Kapiszewski mentioned the challenge of democratic backsliding, noting that democracy does not die at the barrel of a gun but rather through gradual processes in which democratic institutions are incrementally weakened or undermined. Recently across the Americas, executive powers, after being democratically elected, have chipped away at these institutions. She mentioned that this happens less in the United States than in other countries in the hemisphere, and posited this as a reason why the U.S. constitution has been so resilient. 

Proposed Constitutional Changes

Panelists discussed possible avenues to strengthen or reinvent processes within the U.S. system of government. From the perspective of Bailey and Colomer, they believe the United States should consider moving toward a parliamentary form of government, which would allow for more flexibility as society changes. 

Kapiszewski noted that in Latin America, constitutional changes are often seen as the solution to issues caused by deep political divisions and challenges. She based her argument on various historical examples, including Colombia in 1991, Ecuador and Bolivia in the early 2000s, and Chile today. She questioned whether or not constitutional changes do in fact heal political rifts.

Valenzuela offered his thoughts on how specific constitutional changes could help combat the failures of the current system. He suggested expanding the Senate so that the number of senators is proportional to the population. He also posited changes like abolishing the filibuster, establishing representatives for indigenous populations, ending the electoral college system, extending voting rights, and making voting mandatory. He believes that the United States should end single-member districts, put term limits on the Supreme Court, and limit the number of court appointments allowed by each president. Finally, he suggested that the country establish a process to amend the Constitution that requires two-thirds majority in the House and the Senate, while eliminating the current requirement that three-quarters of state legislatures ratify these amendments as well. 

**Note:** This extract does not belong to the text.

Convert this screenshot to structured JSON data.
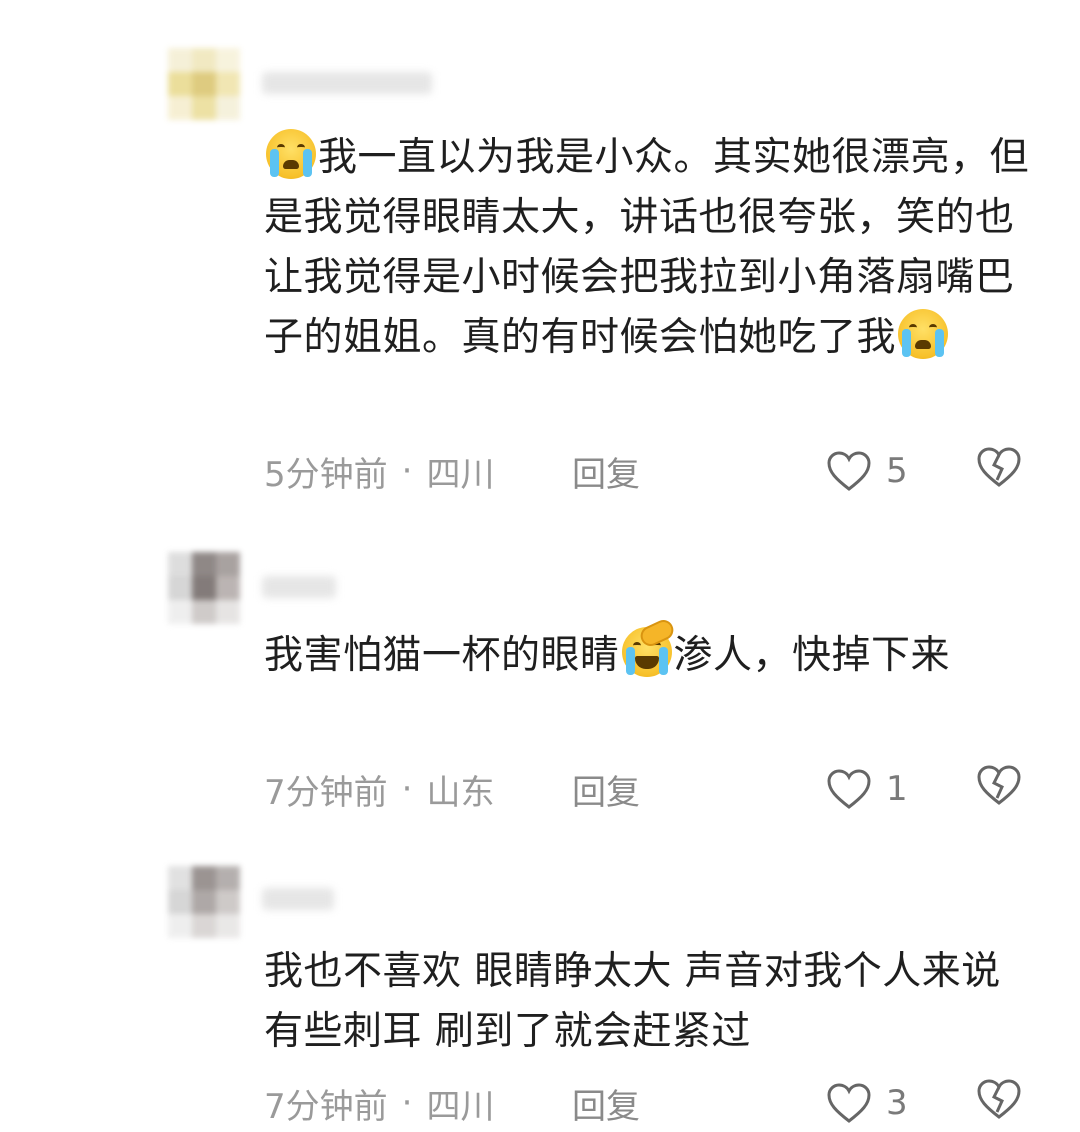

 This event was co-sponsored by the Georgetown Americas Institute and the Center for Latin American Studies at Georgetown University.